Kevin Brennan Is Self-Publishing His New Novel
In our recent move from the Bay Area to the foothills, I discovered (again) that I’m still carting around the manuscript of the first novel I ever wrote. Or, rather, the first one I actually finished. It’s a big manuscript — probably 150,000 words or more. (Not sure, exactly, because back then we didn’t have automatic word count; you had to do it manually and get a per-page average to multiply by.) It’s been cradled in the same box for thirty years.
Why do I hang onto it? Well, for one reason, it’s my eldest and I’m not ready to see it go. I submitted it to just one agent, who had seen a story of mine in a little magazine and asked if I had a novel. Why yes! I said. Yes I do, as a matter of fact. And I sent it to him. A painful few months went by before he came back with a Sorry, kid, it needs too much work.
I haven’t even reread the book in all this time because I’m afraid of realizing he was absolutely right. I’ll find out it was a mess. It was self-indulgent and unruly.

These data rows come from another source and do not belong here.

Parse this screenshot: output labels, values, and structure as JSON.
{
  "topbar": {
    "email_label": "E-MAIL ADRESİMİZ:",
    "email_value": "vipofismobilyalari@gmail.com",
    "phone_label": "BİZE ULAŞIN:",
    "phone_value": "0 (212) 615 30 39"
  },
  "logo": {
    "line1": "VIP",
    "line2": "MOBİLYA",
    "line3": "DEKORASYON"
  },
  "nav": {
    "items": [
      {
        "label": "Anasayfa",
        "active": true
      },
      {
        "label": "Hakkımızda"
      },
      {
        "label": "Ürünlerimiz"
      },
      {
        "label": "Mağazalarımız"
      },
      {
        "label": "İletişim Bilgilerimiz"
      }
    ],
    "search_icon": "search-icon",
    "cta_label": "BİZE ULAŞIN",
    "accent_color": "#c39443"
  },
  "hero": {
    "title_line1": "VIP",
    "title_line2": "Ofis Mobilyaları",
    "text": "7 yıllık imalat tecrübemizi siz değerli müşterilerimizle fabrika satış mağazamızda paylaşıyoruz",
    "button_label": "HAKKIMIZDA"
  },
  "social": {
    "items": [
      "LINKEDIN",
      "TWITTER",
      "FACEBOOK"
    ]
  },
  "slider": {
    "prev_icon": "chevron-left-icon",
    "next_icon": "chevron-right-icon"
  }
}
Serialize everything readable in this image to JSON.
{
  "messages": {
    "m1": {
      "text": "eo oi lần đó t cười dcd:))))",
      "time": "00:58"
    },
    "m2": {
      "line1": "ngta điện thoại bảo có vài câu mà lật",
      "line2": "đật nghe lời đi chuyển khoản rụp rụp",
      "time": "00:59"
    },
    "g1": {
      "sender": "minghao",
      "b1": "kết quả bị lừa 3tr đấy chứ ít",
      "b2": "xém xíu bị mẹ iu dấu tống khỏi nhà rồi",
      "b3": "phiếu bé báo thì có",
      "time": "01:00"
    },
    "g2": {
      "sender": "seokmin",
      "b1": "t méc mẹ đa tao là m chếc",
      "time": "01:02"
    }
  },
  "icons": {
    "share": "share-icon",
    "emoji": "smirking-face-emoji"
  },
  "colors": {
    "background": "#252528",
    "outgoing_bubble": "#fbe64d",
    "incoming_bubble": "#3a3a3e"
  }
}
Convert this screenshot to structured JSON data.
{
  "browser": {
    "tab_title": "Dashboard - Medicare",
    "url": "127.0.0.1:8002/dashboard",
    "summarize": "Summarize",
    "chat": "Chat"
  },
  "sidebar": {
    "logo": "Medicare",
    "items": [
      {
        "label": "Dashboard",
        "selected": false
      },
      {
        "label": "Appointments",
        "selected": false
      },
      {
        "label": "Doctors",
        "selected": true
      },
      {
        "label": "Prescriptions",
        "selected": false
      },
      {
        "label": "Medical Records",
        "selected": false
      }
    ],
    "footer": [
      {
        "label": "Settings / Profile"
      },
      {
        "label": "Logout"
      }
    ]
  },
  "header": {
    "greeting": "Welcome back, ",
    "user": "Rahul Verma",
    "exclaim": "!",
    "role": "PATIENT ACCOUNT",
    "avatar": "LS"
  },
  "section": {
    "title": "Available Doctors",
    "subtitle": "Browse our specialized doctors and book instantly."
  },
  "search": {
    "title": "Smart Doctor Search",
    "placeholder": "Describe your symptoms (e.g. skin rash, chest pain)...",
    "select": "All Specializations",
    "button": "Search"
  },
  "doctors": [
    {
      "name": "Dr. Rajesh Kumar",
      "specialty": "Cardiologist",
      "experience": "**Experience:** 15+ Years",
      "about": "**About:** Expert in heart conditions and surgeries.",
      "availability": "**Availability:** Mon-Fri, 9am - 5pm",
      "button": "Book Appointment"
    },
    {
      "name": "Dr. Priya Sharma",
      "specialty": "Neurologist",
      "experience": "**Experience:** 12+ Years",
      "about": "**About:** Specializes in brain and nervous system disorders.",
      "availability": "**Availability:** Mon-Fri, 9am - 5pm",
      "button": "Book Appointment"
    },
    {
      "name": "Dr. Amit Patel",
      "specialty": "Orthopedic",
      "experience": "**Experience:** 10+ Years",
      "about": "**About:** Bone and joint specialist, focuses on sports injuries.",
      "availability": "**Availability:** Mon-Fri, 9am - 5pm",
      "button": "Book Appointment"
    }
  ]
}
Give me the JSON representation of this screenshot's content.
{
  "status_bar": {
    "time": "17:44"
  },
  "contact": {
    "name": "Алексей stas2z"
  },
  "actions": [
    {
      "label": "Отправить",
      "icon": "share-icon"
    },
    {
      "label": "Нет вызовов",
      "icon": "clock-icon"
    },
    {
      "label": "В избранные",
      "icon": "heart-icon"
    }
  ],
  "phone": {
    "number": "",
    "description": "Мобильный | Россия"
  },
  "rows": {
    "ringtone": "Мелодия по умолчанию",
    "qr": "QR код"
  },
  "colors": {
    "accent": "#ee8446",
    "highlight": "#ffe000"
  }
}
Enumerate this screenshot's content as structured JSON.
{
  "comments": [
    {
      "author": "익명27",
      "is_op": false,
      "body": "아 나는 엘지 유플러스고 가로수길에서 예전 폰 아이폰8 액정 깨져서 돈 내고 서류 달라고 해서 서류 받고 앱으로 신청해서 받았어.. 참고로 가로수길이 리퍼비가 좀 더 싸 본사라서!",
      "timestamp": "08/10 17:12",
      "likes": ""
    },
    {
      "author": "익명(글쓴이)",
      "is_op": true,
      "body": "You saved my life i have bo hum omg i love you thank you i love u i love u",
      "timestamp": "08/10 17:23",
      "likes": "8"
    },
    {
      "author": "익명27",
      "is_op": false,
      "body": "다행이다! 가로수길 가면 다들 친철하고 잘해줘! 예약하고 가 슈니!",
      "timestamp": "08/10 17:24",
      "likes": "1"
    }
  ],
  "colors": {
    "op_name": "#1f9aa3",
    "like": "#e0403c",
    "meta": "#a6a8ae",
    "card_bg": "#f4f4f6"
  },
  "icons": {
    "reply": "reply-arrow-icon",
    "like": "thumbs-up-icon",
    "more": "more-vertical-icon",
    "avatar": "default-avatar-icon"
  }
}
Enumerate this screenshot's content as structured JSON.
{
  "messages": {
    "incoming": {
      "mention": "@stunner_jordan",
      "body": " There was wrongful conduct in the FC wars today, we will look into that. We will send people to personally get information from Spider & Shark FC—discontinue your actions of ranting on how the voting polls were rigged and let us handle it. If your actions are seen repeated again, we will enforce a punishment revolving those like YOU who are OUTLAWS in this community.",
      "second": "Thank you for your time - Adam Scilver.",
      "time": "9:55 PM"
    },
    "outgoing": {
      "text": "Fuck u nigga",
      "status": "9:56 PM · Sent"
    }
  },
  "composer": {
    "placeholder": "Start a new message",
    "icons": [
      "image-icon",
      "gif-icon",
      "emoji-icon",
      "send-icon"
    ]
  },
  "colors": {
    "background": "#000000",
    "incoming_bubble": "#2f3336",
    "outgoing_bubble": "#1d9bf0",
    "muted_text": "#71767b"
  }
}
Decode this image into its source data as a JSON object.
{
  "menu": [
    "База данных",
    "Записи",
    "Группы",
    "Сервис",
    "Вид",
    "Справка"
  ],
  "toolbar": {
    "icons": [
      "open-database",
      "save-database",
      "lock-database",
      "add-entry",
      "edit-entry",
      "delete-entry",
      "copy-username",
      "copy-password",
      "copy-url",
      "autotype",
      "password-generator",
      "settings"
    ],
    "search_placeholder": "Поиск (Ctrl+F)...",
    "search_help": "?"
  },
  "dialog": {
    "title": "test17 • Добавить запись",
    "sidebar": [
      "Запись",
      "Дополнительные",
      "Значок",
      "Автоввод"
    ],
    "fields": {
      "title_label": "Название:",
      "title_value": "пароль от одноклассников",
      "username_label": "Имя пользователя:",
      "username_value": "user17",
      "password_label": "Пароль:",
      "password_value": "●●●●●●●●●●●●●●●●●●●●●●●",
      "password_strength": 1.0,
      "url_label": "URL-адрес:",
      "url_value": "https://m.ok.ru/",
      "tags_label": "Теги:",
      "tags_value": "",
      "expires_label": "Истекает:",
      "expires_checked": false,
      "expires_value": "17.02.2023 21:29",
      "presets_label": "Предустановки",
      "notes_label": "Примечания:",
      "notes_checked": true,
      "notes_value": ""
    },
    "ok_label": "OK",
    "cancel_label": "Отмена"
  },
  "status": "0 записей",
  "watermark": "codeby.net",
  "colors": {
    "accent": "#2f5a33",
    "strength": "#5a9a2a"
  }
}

It had slow parts and unlikely plot points (some of which involved hot air ballooning into another dimension), and I’m sure it still reads exactly like what it was: a young writer’s first shot at getting to THE END.
And that’s what makes all those pieces of paper special. It’s the first time I sat myself down and said, No more pointless short stories, dude! If you’re going to be a writer you have to write a novel. Here, I’ll even start it for you.
There. Get busy.
I can remember the early days of composition, when I’d get up at four in the morning and sit there with pen and legal pad scribbling away till it was time to get ready for work. I’d type up my pages a couple of times a week, discard half of what I’d written, scribble away some more, retype, re-discard, rewrite. Somewhere in there I bought a drafting table and started writing at it. It made what I was doing seem more like a real craft, a learned skill. And then a little later I acquired my first computer — an Apple IIe — and that’s when things really began to take off. I flew through the chapters. Editing became a piece o’ cake. Rewrites? No problem. Me and PFS Write (my word processing software) can tackle anything!
And in a few months the book was finished. I printed it out on a dot matrix printer using paper with perforated strips on each side that had to be removed by hand. I must have gone through half a dozen ribbon cartridges printing that sucker, only to have the book rejected without much in the way of commentary by the agent (par for the course, come to find out).
So I hang on to this relic, and one day I might even summon the nerve to pull it out and read it. Maybe when I can finally face the embarrassment that I thought I could sell a turd like that to a New York publisher.
Yes, a turd. But an artisanal turd crafted with dedication and love. My first novel.